If I were to compose a list of my top 10 favourite albums ever, Cursive’s The Ugly Organ would undoubtedly make the cut. A decade ago I fell in love with its dynamically moody instrumentation and poignantly clever lyrics, guided throughout by a cello’s haunting undertones. When my wife and I discovered the band would be touring in support of the record’s reissue, we decided we must make it to their stop in Washington on Feb. 14. Why not spend our Valentine’s Day together at a concert moored in themes of dejection and self-loathing? Continue reading
“You need to go there,” a friend of mine had been telling me for years. “It will change your life,” I have heard several others say of it. This summer, for the first time, I finally heeded such words as these and ventured to the Kootenays for the legendary Shambhala Music Festival.
Up a dusty road I drove and strolled in through the gates on Sunday morning. This was the final day of festivities that had so far included acts like Moby, Bassnectar, and dozens more. Most people in attendance had been going strong since at least Thursday, but the overall momentum showed no signs of fading. Energy was everywhere as I explored the Salmo River Ranch with eyes and mind wide open. Continue reading
Photo courtesy of Aly Figenshaw.
How best to end a year? Each cycle of the earth around the sun is an occasion worthy of its own celebration. After an eventful 2013, I felt like doing something particularly special to commemorate the past 12 months.
In the final hours leading up to 2014 my wife, some friends and I headed out to Vancouver’s Rio Theatre for “Patrick Maliha’s Naughty Little New Year’s”. Together we claimed a whole row of seats at the venue, and with fresh ales and wine filling our cup holders we awaited the performances to come. Continue reading
So I guess I am a little bit country, and by now I have been for years.

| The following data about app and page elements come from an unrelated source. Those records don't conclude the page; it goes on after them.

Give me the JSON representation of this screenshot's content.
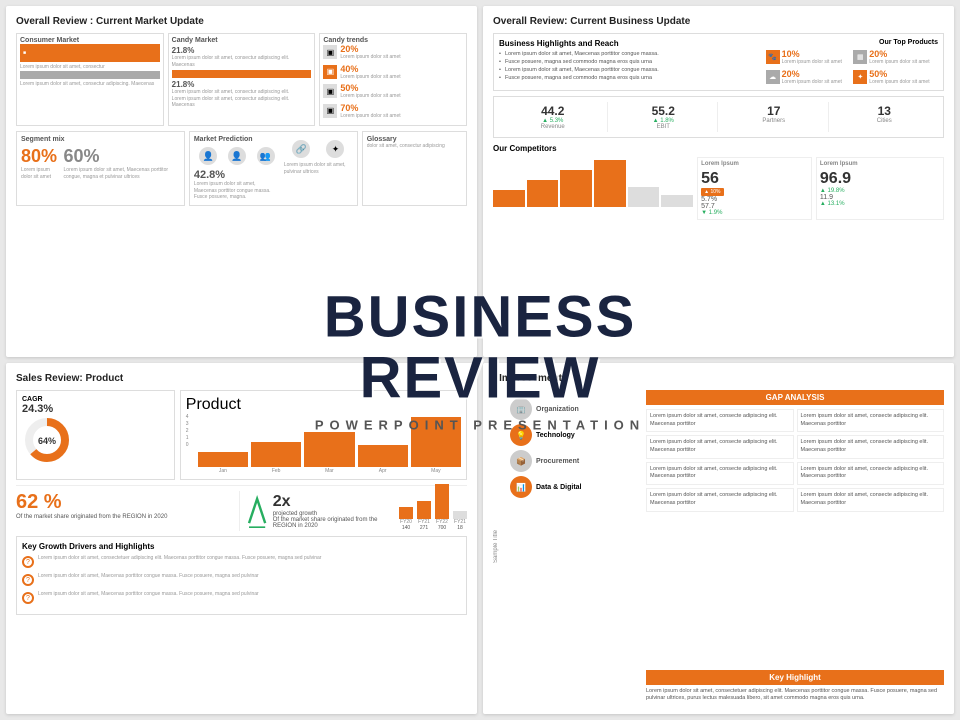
{
  "overlay": {
    "main_title_line1": "BUSINESS",
    "main_title_line2": "REVIEW",
    "subtitle": "POWERPOINT PRESENTATION"
  },
  "slide1": {
    "title": "Overall Review : Current Market Update",
    "consumer_label": "Consumer Market",
    "candy_label": "Candy Market",
    "trends_label": "Candy trends",
    "segment_label": "Segment mix",
    "prediction_label": "Market Prediction",
    "glossary_label": "Glossary",
    "pct1": "21.8%",
    "pct2": "21.8%",
    "pct3": "20%",
    "pct4": "40%",
    "pct5": "50%",
    "pct6": "70%",
    "pct7": "80%",
    "pct8": "60%",
    "pct9": "42.8%",
    "lorem": "Lorem ipsum dolor sit amet, consectur adipiscing elit. Maecenas porttitor congue massa.",
    "lorem2": "lorem ipsum dolor sit amet, consectur adipiscing elit."
  },
  "slide2": {
    "title": "Overall Review: Current Business Update",
    "highlights_title": "Business Highlights and Reach",
    "bullet1": "Lorem ipsum dolor sit amet, Maecenas porttitor congue massa.",
    "bullet2": "Fusce posuere, magna sed commodo magna eros quis urna",
    "bullet3": "Lorem ipsum dolor sit amet, Maecenas porttitor congue massa.",
    "bullet4": "Fusce posuere, magna sed commodo magna eros quis urna",
    "top_products": "Our Top Products",
    "pct_tp1": "10%",
    "pct_tp2": "20%",
    "pct_tp3": "20%",
    "pct_tp4": "50%",
    "revenue_value": "44.2",
    "revenue_label": "Revenue",
    "revenue_change": "▲ 5.3%",
    "ebit_value": "55.2",
    "ebit_label": "EBIT",
    "ebit_change": "▲ 1.8%",
    "partners_value": "17",
    "partners_label": "Partners",
    "cities_value": "13",
    "cities_label": "Cities",
    "competitors_title": "Our Competitors",
    "comp1_value": "56",
    "comp1_sub1": "5.7%",
    "comp1_sub2": "57.7",
    "comp1_change1": "▲ 10%",
    "comp1_change2": "▼ 1.9%",
    "comp2_value": "96.9",
    "comp2_sub": "11.9",
    "comp2_change1": "▲ 19.8%",
    "comp2_change2": "▲ 13.1%",
    "comp1_label": "Lorem Ipsum",
    "comp2_label": "Lorem Ipsum"
  },
  "slide3": {
    "title": "Sales Review: Product",
    "cagr_label": "CAGR",
    "cagr_value": "24.3%",
    "donut_pct": "64%",
    "product_label": "Product",
    "bar_labels": [
      "Jan",
      "Feb",
      "Mar",
      "Apr",
      "May"
    ],
    "bar_vals": [
      1,
      2,
      3,
      2,
      4
    ],
    "market_pct": "62 %",
    "market_desc": "Of the market share originated from the REGION in 2020",
    "growth_value": "2x",
    "growth_label": "projected growth",
    "growth_desc": "Of the market share originated from the REGION in 2020",
    "fy_labels": [
      "FY20",
      "FY21",
      "FY22",
      "FY21"
    ],
    "fy_vals": [
      140,
      271,
      700,
      18
    ],
    "key_title": "Key Growth Drivers and Highlights",
    "key1": "Lorem ipsum dolor sit amet, consectetuer adipiscing elit. Maecenas porttitor congue massa. Fusce posuere, magna sed pulvinar",
    "key2": "Lorem ipsum dolor sit amet, Maecenas porttitor congue massa. Fusce posuere, magna sed pulvinar",
    "key3": "Lorem ipsum dolor sit amet, Maecenas porttitor congue massa. Fusce posuere, magna sed pulvinar"
  },
  "slide4": {
    "title": ": Improvement",
    "gap_label": "GAP ANALYSIS",
    "rows": [
      {
        "label": "Organization",
        "icon": "🏢",
        "col1": "Lorem ipsum dolor sit amet, consecte adipiscing elit. Maecenas porttitor",
        "col2": "Lorem ipsum dolor sit amet, consecte adipiscing elit. Maecenas porttitor"
      },
      {
        "label": "Technology",
        "icon": "💡",
        "col1": "Lorem ipsum dolor sit amet, consecte adipiscing elit. Maecenas porttitor",
        "col2": "Lorem ipsum dolor sit amet, consecte adipiscing elit. Maecenas porttitor"
      },
      {
        "label": "Procurement",
        "icon": "📦",
        "col1": "Lorem ipsum dolor sit amet, consecte adipiscing elit. Maecenas porttitor",
        "col2": "Lorem ipsum dolor sit amet, consecte adipiscing elit. Maecenas porttitor"
      },
      {
        "label": "Data & Digital",
        "icon": "📊",
        "col1": "Lorem ipsum dolor sit amet, consecte adipiscing elit. Maecenas porttitor",
        "col2": "Lorem ipsum dolor sit amet, consecte adipiscing elit. Maecenas porttitor"
      }
    ],
    "sample_title": "Sample Title",
    "key_highlight": "Key Highlight",
    "key_highlight_text": "Lorem ipsum dolor sit amet, consectetuer adipiscing elit. Maecenas porttitor congue massa. Fusce posuere, magna sed pulvinar ultrices, purus lectus malesuada libero, sit amet commodo magna eros quis urna."
  }
}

When I say this let me clarify that I refer not to the musical genre, for which I harbor nearly total abhorrence.
What I am talking about is my yearly indulgence in the North Thompson Fall Fair & Rodeo. Now in its 64th year, the festival has become quite familiar to me since meeting my wife, who grew up in the small municipality of Barriere that serves as host to the event. This Labor Day weekend, the two of us attended as we usually do. Continue reading
“Noise almighty!” I thought as I knelt neck deep in Okanagan Lake. The Saturday afternoon sun was blazing high overhead, while electro pop duo Humans toggled rhythms atop a stage on the beach. “What a unique festival!”
There I was in the midst of year two for the quasi Hawaiian themed Keloha, a weekend long celebration of music and art held in Kelowna, British Columbia’s downtown Waterfront Park. The shore and water were scattered with dancers, and I was definitely digging the good vibes. Continue reading